Switch Shades of White
Sometimes the most subtle changes can be the most transformative. If you want to breathe new life into a tired room, try switching shades of white. "Choose the tone by your preference for a given space," she recommends. "Do you prefer warm/cozy (maybe for a bedroom or den) or a cooler/larger feeling (maybe kitchen or bathroom)?"
If you're overwhelmed by how many different shades of white are available (there are hundreds), look at what else is in the room. "If the furniture, art, and décor leans more on the 'warm' side, you'll want to choose something with yellow, beige, or pink undertones," she says. "For cool, modern rooms, select a white with gray or blue undertones. If you have a lot of different colors happening within the room, it's a safer bet to pick a 'cooler' white."
Finally, consider the room lighting—both the type of light bulbs and the amount of natural light. "The more natural light you have, the more of a bright, pure white you'll want," she explains. "A bright white will gleam when the sun hits the surface. In a more controlled environment with not as much natural light, you can go with a creamier, softer white."
Still overwhelmed? Start by considering Paintzen's top five shades of white:
1. Chantilly Lace
2. Decorator's White
3. Linen White
4. Simply White
5. White (PM-2)
Looking to inject your home with an instant jolt of personality? Consider painting kitchen cabinets two different tones. "We tend to see classic white on top and either gray or blue, usually navy, on the bottom," says Hochreiter. "It's a fun and creative spin on cabinets without getting too busy or competing with the rest of the room, furnishing, and appliances. It's reflected in two-toned walls in general, for example, in living rooms and dining rooms with the lighter color on the top and the darker on the bottom."
If you're unsure which two colors to choose, Hochreiter says there's a fail-safe method. "Another trend that we recommend is monochromatic—using different shades of a color within the same color family," she says. "For example, using a light, aqua color on top and a deeper teal below.
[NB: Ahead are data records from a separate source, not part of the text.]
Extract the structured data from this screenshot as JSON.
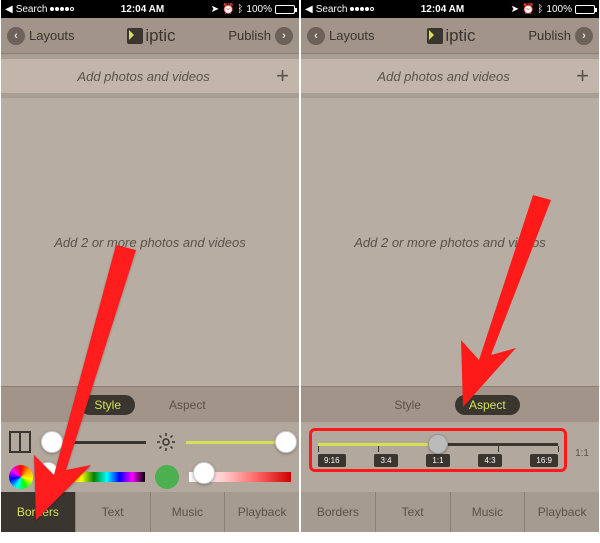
{
  "status": {
    "back_label": "Search",
    "time": "12:04 AM",
    "battery_pct": "100%"
  },
  "nav": {
    "left_label": "Layouts",
    "logo_text": "iptic",
    "right_label": "Publish"
  },
  "top_strip": {
    "prompt": "Add photos and videos"
  },
  "main": {
    "empty_prompt": "Add 2 or more photos and videos"
  },
  "pills": {
    "style": "Style",
    "aspect": "Aspect"
  },
  "aspect_ratios": [
    "9:16",
    "3:4",
    "1:1",
    "4:3",
    "16:9"
  ],
  "aspect_current_label": "1:1",
  "bottom_tabs": [
    "Borders",
    "Text",
    "Music",
    "Playback"
  ]
}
It feels natural and harmonious because the colors are in the same family." What's more is that if your kitchen has a low ceiling and feels cramped, she says this is a smart trick for small spaces. "It can also help to vertically expand a space, making the room feel taller."
Forget Neutrals—Try Blue
While a fresh coat of white paint can work wonders, choosing colored walls can completely transform the look and feel of your home. If you're ready to go bold but you aren't sure what shade to choose, Hochreiter says blue is a safe choice. "The most popular colors with our customers are white, gray, and blue." Benjamin Moore's Hale Navy, Newburyport Blue, Harlequin blue, and Marilyn's Dress top the list of the most-requested shades of blue at Paintzen, she says.
Oh, and before you lay the drop cloths and take out your paintbrushes, she recommends talking to an expert to select the right finish. One of the biggest mistakes, she says, is "not getting expert advice on what [type of] paint and finish to use for certain rooms, [especially] for walls and ceilings with imperfections. The right paint can make all the difference." Having just finished my apartment makeover, that's something I can vouch for.